- [REQUIRED ACTION]
Among the entries below, please show each line that carries the word "Sean".

Component data from apps and pages
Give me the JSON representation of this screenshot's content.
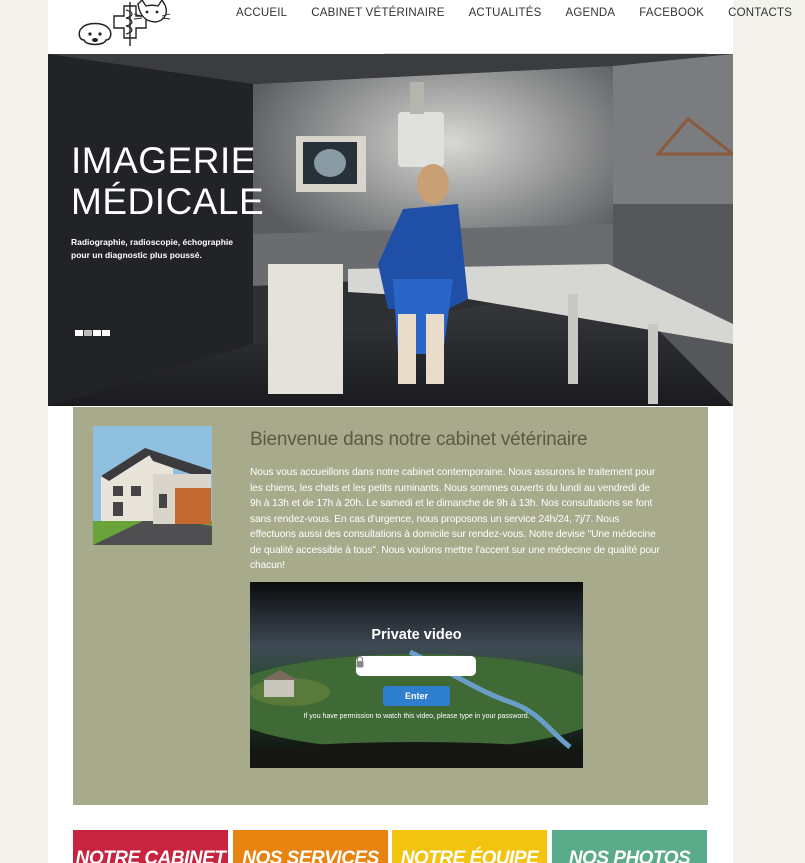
{
  "nav": {
    "items": [
      "ACCUEIL",
      "CABINET VÉTÉRINAIRE",
      "ACTUALITÉS",
      "AGENDA",
      "FACEBOOK",
      "CONTACTS"
    ]
  },
  "hero": {
    "title_line1": "IMAGERIE",
    "title_line2": "MÉDICALE",
    "subtitle": "Radiographie, radioscopie, échographie pour un diagnostic plus poussé.",
    "slide_count": 4,
    "active_slide": 1
  },
  "welcome": {
    "title": "Bienvenue dans notre cabinet vétérinaire",
    "text": "Nous vous accueillons dans notre cabinet contemporaine. Nous assurons le traitement pour les chiens, les chats et les petits ruminants. Nous sommes ouverts du lundi au vendredi de 9h à 13h et de 17h à 20h. Le samedi et le dimanche de 9h à 13h. Nos consultations se font sans rendez-vous. En cas d'urgence, nous proposons un service 24h/24, 7j/7. Nous effectuons aussi des consultations à domicile sur rendez-vous. Notre devise \"Une médecine de qualité accessible à tous\". Nous voulons mettre l'accent sur une médecine de qualité pour chacun!"
  },
  "video": {
    "title": "Private video",
    "password_value": "",
    "enter_label": "Enter",
    "note": "If you have permission to watch this video, please type in your password."
  },
  "tiles": [
    {
      "label": "NOTRE CABINET",
      "color": "#c8233f"
    },
    {
      "label": "NOS SERVICES",
      "color": "#e8830f"
    },
    {
      "label": "NOTRE ÉQUIPE",
      "color": "#f2c40f"
    },
    {
      "label": "NOS PHOTOS",
      "color": "#5aab8a"
    }
  ],
  "colors": {
    "panel": "#a8aa8c",
    "page_background": "#f3f3ec",
    "enter_button": "#2f7fcf"
  }
}
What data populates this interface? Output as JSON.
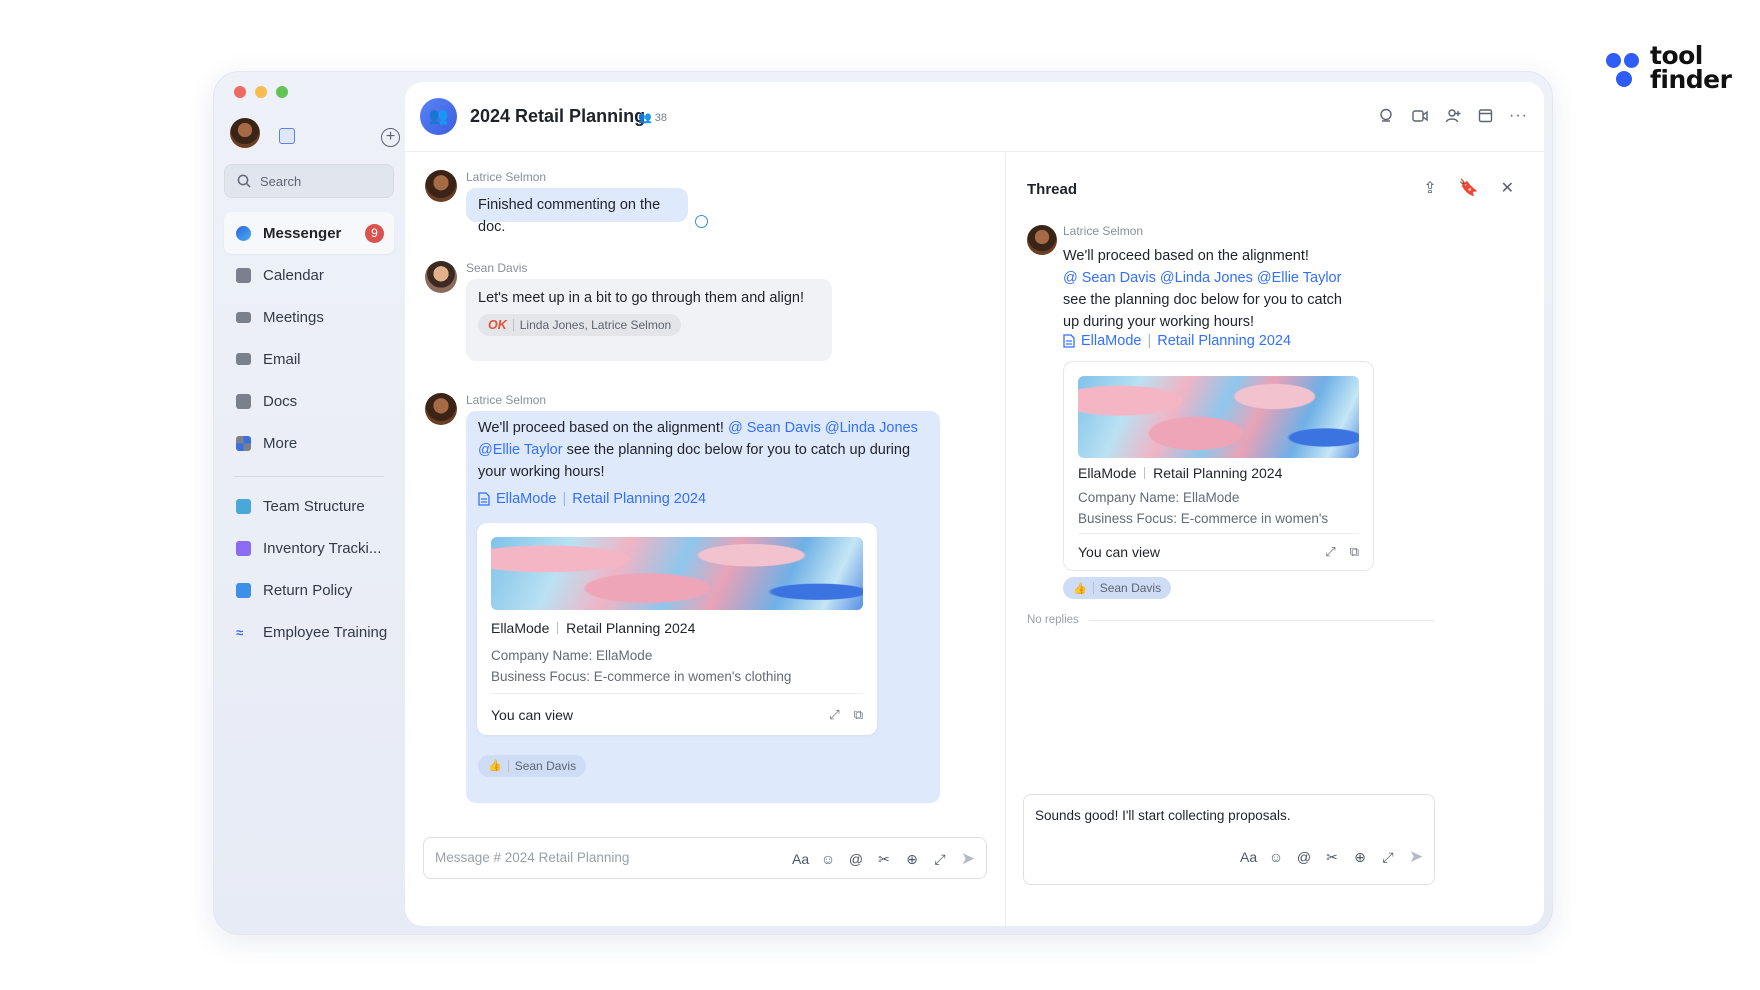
{
  "brand": {
    "name_line1": "tool",
    "name_line2": "finder"
  },
  "window": {
    "colors": {
      "close": "#ee6a5f",
      "minimize": "#f5bd4f",
      "maximize": "#61c454"
    }
  },
  "sidebar": {
    "search_placeholder": "Search",
    "nav": [
      {
        "label": "Messenger",
        "icon": "messenger-icon",
        "badge": "9",
        "active": true
      },
      {
        "label": "Calendar",
        "icon": "calendar-icon"
      },
      {
        "label": "Meetings",
        "icon": "video-icon"
      },
      {
        "label": "Email",
        "icon": "email-icon"
      },
      {
        "label": "Docs",
        "icon": "docs-icon"
      },
      {
        "label": "More",
        "icon": "grid-icon"
      }
    ],
    "pinned": [
      {
        "label": "Team Structure",
        "color": "#4aa8d8"
      },
      {
        "label": "Inventory Tracki...",
        "color": "#8b6cf0"
      },
      {
        "label": "Return Policy",
        "color": "#3f8ee8"
      },
      {
        "label": "Employee Training",
        "color": "#3a6fe0"
      }
    ]
  },
  "header": {
    "title": "2024 Retail Planning",
    "member_count": "38"
  },
  "messages": [
    {
      "author": "Latrice Selmon",
      "text": "Finished commenting on the doc."
    },
    {
      "author": "Sean Davis",
      "text": "Let's meet up in a bit to go through them and align!",
      "reaction": {
        "emoji": "OK",
        "users": "Linda Jones, Latrice Selmon"
      }
    },
    {
      "author": "Latrice Selmon",
      "text_before": "We'll proceed based on the alignment! ",
      "mentions": [
        "@ Sean Davis",
        "@Linda Jones",
        "@Ellie Taylor"
      ],
      "text_after": " see the planning doc below for you to catch up during your working hours!",
      "doc_link": {
        "owner": "EllaMode",
        "sep": "|",
        "title": "Retail Planning 2024"
      },
      "card": {
        "title_owner": "EllaMode",
        "title_name": "Retail Planning 2024",
        "meta_line1": "Company Name: EllaMode",
        "meta_line2": "Business Focus: E-commerce in women's clothing",
        "permission": "You can view"
      },
      "reaction": {
        "users": "Sean Davis"
      }
    }
  ],
  "composer": {
    "placeholder": "Message # 2024 Retail Planning"
  },
  "thread": {
    "title": "Thread",
    "author": "Latrice Selmon",
    "text_line1": "We'll proceed based on the alignment!",
    "mentions": "@ Sean Davis @Linda Jones @Ellie Taylor",
    "text_line2": "see the planning doc below for you to catch up during your working hours!",
    "doc_link": {
      "owner": "EllaMode",
      "sep": "|",
      "title": "Retail Planning 2024"
    },
    "card": {
      "title_owner": "EllaMode",
      "title_name": "Retail Planning 2024",
      "meta_line1": "Company Name: EllaMode",
      "meta_line2": "Business Focus: E-commerce in women's",
      "permission": "You can view"
    },
    "reaction_users": "Sean Davis",
    "no_replies": "No replies",
    "reply_text": "Sounds good! I'll start collecting proposals."
  },
  "toolbar_icons": [
    "font-format-icon",
    "emoji-icon",
    "mention-icon",
    "scissors-icon",
    "add-icon",
    "expand-icon",
    "send-icon"
  ]
}
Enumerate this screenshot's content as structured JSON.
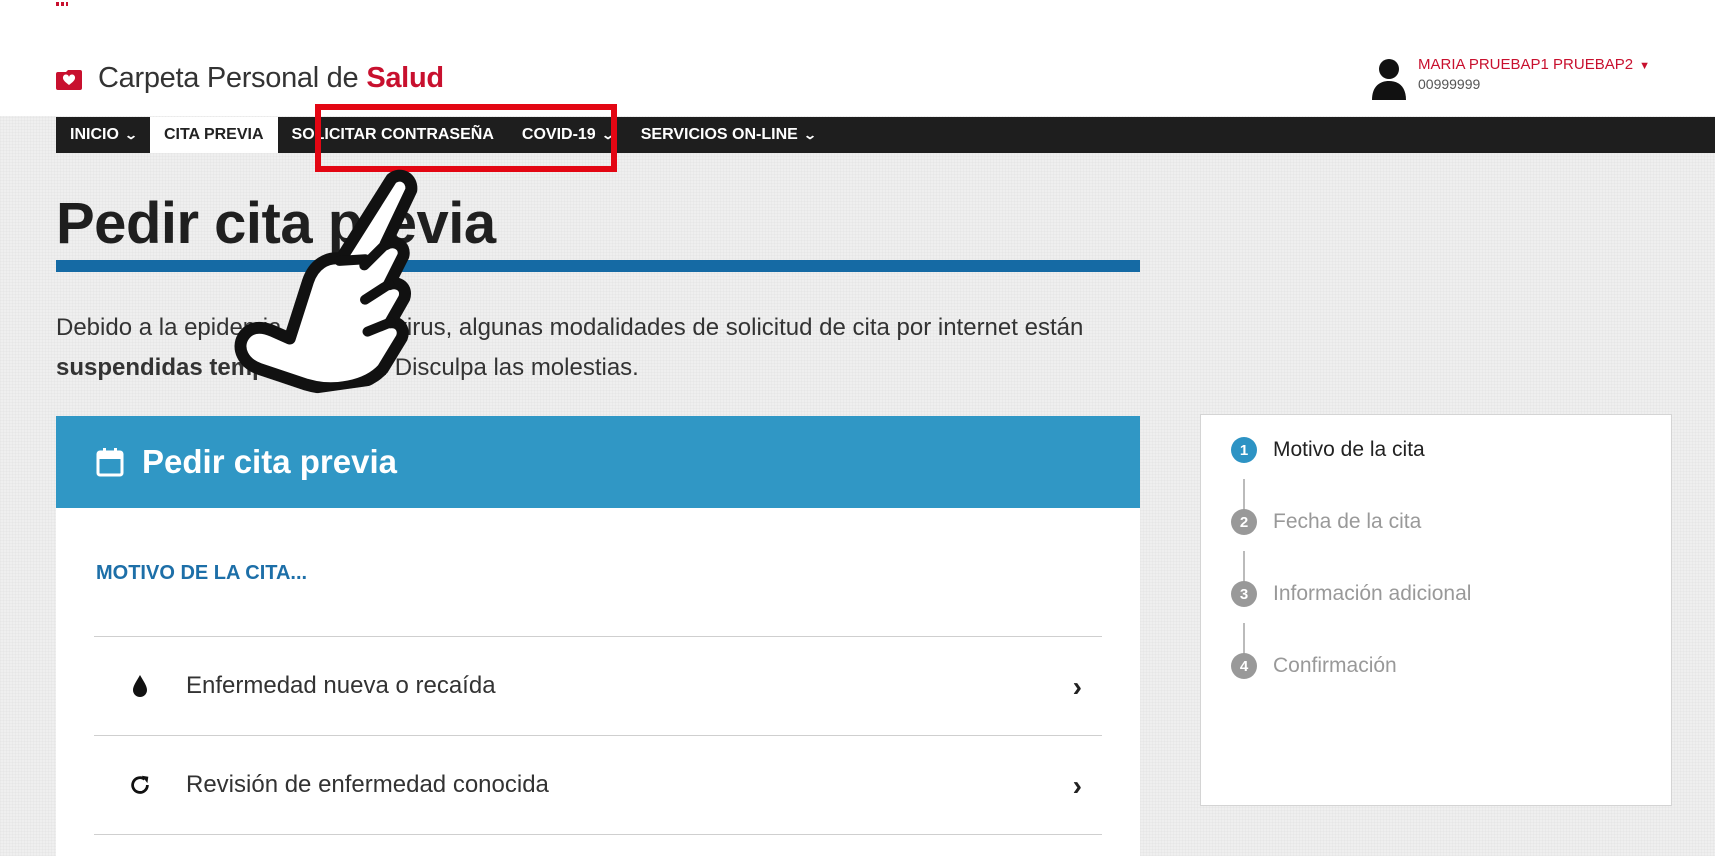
{
  "app": {
    "title_prefix": "Carpeta Personal de",
    "title_brand": "Salud"
  },
  "user": {
    "name": "MARIA PRUEBAP1 PRUEBAP2",
    "id": "00999999"
  },
  "nav": {
    "items": [
      {
        "label": "INICIO",
        "has_dropdown": true
      },
      {
        "label": "CITA PREVIA",
        "active": true
      },
      {
        "label": "SOLICITAR CONTRASEÑA"
      },
      {
        "label": "COVID-19",
        "has_dropdown": true
      },
      {
        "label": "SERVICIOS ON-LINE",
        "has_dropdown": true
      }
    ]
  },
  "page": {
    "title": "Pedir cita previa",
    "notice_part1": "Debido a la epidemia de coronavirus, algunas modalidades de solicitud de cita por internet están ",
    "notice_bold": "suspendidas temporalmente",
    "notice_part2": ". Disculpa las molestias."
  },
  "panel": {
    "title": "Pedir cita previa",
    "label": "MOTIVO DE LA CITA...",
    "items": [
      {
        "label": "Enfermedad nueva o recaída",
        "icon": "drop-icon"
      },
      {
        "label": "Revisión de enfermedad conocida",
        "icon": "refresh-icon"
      }
    ]
  },
  "steps": [
    {
      "num": "1",
      "label": "Motivo de la cita",
      "active": true
    },
    {
      "num": "2",
      "label": "Fecha de la cita"
    },
    {
      "num": "3",
      "label": "Información adicional"
    },
    {
      "num": "4",
      "label": "Confirmación"
    }
  ],
  "colors": {
    "brand_red": "#c8102e",
    "nav_bg": "#1e1e1e",
    "panel_blue": "#3097c5",
    "title_rule": "#156aa4",
    "highlight_red": "#e30613"
  }
}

- [EXERCISE SOLUTION]
      "author": "Sean Davis",
        "@ Sean Davis",
        "users": "Sean Davis"
    "mentions": "@ Sean Davis @Linda Jones @Ellie Taylor",
    "reaction_users": "Sean Davis",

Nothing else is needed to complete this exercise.